This season at the farmers market I have been a part time vendor. What that means is that I request to come to the market on the weekends that I can and if there are any open spots--mainly because the full-time vendors can't make it-- then I get to setup my tent.
What that also means for me is that I actually get to know a lot more people than I did last year.
Oh, I still see Cathy the honey lady and Kent the picture guy--our neighbors from last season. But I see them on the fly, before the market opens when I (or they) have a spare moment to stroll on by.
Kent is retired and is a phenomenal photographer whose favorite Saturday treat is a handful of peanuts in his glass bottle of Coke. He and I still do our morning conversational routine:
Kent: Hey! What're you selling today?
Me: Oh, you know, Kent... Sunshine. Happiness.
And he laughs.
I call greetings to the salsa guy, a man who Dan and I have dubbed "Bad Santa" for his talent with a dirty joke.
Susie, the peach lady, is as sweet as the day is long, with a right wicked sense of humor that can slice someone clean in two.
The market. It's a world unto itself. And while the market is primarily made up (and made for) the shoppers, there is an entirely different world available only to the vendors. It is one of camaraderie. Behind the scenes jokes:
"I'm just waiting for all those people who said they were going to come back..."
"Hey," I like to tell my neighbors, "...no worries, they're going to swing by on the way out..." A wink, a smile. A bit of a good natured eye roll.
For the first part of the summer I was located in the corner spot belonging to another peach vendor. Sadly for him he was flooded in, but luckily for him it wasn't peach season then anyway. Lucky for ME it was by the brick oven pizza place and right by the musicians on the corner. This location also threw a gorgeous slash of sunlight across the products which people couldn't help be charmed by.
Next to me, in this spot was a man whose wife made bows and aprons and do-dads. Every Saturday we would chat about farming and orgones. He--who had fought for this country in both the Vietnam and Korean Wars was a peace loving farmer who loved nothing more than to coax life from a seed and watch it flourish. He believed sincerely in the bounty of the universe and the beauty of simple living. He had travelled this world and found faith in God, nature and in the reality of energy, life forces, tolerance, and beauty. In fact, I show my own short-sightedness when I say I assumed upon meeting him that he would be close-minded and in the end it was me who found myself to be the one who jumped to conclusions.
The peach vendor has since reclaimed his spot. A down to the roots farmer, he is. A market vendor t-shirt. Overalls. Mesh camo hat. Long, grizzly, white beard. He hauls his peaches off his pick up truck and the people can't get enough of the particular magic of his fruit. Smiles aren't free to him, though he looks kind enough.
Last Saturday, my war veteran came strolling down to my new spot between Bad Santa and the Meyers Produce people. He saw me and told my neighbor, Charlies (Mr. Meyer), "There is an aura of good energy that surrounds this one. She's the greatest neighbor to have!"

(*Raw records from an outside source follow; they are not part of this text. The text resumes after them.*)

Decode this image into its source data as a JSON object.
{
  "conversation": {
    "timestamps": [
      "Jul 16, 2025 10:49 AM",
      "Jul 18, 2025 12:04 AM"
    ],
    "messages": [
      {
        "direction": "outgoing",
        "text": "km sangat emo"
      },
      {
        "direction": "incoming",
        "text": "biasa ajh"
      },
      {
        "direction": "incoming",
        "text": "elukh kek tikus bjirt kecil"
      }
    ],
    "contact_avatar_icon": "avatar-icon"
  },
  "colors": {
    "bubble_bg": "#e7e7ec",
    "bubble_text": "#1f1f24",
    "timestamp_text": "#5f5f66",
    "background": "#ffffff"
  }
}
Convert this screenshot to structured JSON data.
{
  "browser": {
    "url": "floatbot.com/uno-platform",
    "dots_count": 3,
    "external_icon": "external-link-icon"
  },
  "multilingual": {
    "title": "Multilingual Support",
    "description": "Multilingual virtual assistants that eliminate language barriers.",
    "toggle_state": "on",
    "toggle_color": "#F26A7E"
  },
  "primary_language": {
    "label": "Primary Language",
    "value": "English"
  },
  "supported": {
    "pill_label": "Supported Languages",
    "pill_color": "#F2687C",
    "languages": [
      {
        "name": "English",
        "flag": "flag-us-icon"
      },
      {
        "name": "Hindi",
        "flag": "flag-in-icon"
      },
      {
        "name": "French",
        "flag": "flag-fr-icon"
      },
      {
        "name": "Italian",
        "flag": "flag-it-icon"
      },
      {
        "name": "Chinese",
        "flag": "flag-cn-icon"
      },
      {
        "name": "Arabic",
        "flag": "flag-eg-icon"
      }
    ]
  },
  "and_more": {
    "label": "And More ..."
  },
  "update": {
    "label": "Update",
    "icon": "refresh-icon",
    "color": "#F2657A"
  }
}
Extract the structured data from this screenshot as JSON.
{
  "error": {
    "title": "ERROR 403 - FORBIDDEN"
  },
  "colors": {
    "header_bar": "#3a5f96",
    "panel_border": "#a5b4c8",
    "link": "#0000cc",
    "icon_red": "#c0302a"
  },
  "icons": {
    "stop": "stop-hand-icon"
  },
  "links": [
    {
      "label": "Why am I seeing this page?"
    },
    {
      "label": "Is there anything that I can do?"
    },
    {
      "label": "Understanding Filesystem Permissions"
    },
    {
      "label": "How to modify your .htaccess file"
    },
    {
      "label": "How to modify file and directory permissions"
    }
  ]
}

"And good for business too!" Agreed my newest friends. "People just stand here and talk to her all day!"
I explained to my newest neighbor, "I used to be down by him until the peach farmer got back in town and I got kicked out of the neighborhood."
My well travelled veteran friend looked at my new neighbors. The only thing to betray the joke on the tip of his tongue, was moving his toothpick from one side of his mouth to the other.
"We sure do miss our orgone girl down there," he said, "...the only good thing about the peach vendor being back is that he's so much better looking."